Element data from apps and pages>
^^^^^^^^^^^^^^^^

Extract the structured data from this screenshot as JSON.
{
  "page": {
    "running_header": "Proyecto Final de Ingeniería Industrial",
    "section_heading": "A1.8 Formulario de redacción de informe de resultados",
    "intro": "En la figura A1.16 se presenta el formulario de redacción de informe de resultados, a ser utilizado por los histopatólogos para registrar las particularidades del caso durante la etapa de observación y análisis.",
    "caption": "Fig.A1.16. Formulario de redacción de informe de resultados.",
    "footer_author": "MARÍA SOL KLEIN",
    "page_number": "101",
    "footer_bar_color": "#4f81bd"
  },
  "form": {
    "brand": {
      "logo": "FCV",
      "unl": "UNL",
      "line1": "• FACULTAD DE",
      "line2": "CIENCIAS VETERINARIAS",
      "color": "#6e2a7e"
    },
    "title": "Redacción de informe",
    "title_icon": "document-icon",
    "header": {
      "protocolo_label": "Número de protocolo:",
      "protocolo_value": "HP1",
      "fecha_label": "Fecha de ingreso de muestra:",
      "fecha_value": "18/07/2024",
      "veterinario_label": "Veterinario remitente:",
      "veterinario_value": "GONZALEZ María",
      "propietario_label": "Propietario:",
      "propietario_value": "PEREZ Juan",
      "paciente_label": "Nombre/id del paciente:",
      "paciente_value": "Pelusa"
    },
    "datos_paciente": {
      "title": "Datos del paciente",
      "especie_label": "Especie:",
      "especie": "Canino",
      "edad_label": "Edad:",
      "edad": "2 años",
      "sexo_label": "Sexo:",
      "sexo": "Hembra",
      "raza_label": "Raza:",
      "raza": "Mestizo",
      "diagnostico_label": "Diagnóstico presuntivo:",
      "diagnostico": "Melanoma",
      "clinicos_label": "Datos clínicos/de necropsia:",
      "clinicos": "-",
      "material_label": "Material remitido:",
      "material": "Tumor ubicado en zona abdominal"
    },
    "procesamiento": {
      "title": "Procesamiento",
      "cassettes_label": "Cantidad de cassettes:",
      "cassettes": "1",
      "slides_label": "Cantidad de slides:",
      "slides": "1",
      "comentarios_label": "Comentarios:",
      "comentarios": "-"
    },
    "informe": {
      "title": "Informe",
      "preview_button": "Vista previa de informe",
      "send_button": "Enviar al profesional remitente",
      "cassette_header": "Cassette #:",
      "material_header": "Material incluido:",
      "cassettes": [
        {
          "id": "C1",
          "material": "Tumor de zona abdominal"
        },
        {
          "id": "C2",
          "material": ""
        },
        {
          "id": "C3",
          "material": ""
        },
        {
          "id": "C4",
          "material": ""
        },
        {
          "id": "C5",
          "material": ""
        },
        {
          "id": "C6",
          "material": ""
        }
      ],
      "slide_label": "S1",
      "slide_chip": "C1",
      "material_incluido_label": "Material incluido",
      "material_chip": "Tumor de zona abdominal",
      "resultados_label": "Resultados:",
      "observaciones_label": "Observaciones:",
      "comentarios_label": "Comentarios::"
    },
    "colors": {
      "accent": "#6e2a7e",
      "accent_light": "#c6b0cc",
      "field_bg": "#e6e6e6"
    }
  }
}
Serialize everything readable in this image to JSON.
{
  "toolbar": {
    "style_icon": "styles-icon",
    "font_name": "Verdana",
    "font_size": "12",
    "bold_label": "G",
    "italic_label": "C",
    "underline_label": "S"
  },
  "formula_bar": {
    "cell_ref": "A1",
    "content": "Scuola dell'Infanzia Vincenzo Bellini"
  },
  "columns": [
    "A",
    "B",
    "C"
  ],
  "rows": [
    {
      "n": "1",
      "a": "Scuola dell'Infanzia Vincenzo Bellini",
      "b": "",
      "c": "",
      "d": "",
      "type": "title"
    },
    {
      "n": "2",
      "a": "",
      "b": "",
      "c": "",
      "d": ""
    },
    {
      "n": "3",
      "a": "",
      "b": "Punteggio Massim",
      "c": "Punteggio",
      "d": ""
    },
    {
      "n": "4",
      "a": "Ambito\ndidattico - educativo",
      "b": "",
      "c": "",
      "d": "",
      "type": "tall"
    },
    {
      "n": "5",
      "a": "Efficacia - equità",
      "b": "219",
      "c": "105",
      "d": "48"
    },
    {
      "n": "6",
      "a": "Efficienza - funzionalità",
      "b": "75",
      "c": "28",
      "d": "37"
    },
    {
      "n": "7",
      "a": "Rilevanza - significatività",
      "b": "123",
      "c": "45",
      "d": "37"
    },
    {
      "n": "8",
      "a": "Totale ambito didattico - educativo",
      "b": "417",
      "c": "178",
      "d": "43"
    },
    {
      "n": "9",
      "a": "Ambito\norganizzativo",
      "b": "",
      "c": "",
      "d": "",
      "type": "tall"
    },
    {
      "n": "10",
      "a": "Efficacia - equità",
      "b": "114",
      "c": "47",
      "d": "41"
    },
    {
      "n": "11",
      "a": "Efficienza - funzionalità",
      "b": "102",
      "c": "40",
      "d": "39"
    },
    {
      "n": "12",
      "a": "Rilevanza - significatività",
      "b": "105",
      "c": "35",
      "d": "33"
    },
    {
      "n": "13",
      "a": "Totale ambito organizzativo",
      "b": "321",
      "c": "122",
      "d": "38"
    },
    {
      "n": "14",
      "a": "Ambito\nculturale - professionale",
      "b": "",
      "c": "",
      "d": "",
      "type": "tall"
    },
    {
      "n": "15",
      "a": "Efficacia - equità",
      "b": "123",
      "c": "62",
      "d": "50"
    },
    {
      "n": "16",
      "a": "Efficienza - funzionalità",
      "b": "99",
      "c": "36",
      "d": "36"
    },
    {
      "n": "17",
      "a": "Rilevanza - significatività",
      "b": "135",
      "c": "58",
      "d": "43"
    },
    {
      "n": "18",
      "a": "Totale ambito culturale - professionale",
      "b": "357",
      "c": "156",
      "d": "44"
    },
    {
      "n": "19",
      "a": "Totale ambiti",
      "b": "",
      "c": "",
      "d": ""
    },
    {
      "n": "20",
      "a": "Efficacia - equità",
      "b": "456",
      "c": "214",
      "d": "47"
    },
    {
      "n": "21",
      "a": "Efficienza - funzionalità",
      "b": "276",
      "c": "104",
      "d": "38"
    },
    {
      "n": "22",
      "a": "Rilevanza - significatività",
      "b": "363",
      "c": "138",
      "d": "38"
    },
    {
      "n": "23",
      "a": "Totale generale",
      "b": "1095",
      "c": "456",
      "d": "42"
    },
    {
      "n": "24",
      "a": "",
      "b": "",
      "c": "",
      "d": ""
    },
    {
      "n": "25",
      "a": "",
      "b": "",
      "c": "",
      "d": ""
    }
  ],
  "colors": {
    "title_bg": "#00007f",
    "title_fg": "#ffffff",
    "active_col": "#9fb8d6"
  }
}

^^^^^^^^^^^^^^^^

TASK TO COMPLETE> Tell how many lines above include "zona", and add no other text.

RESULT OF THE EXERCISE> 3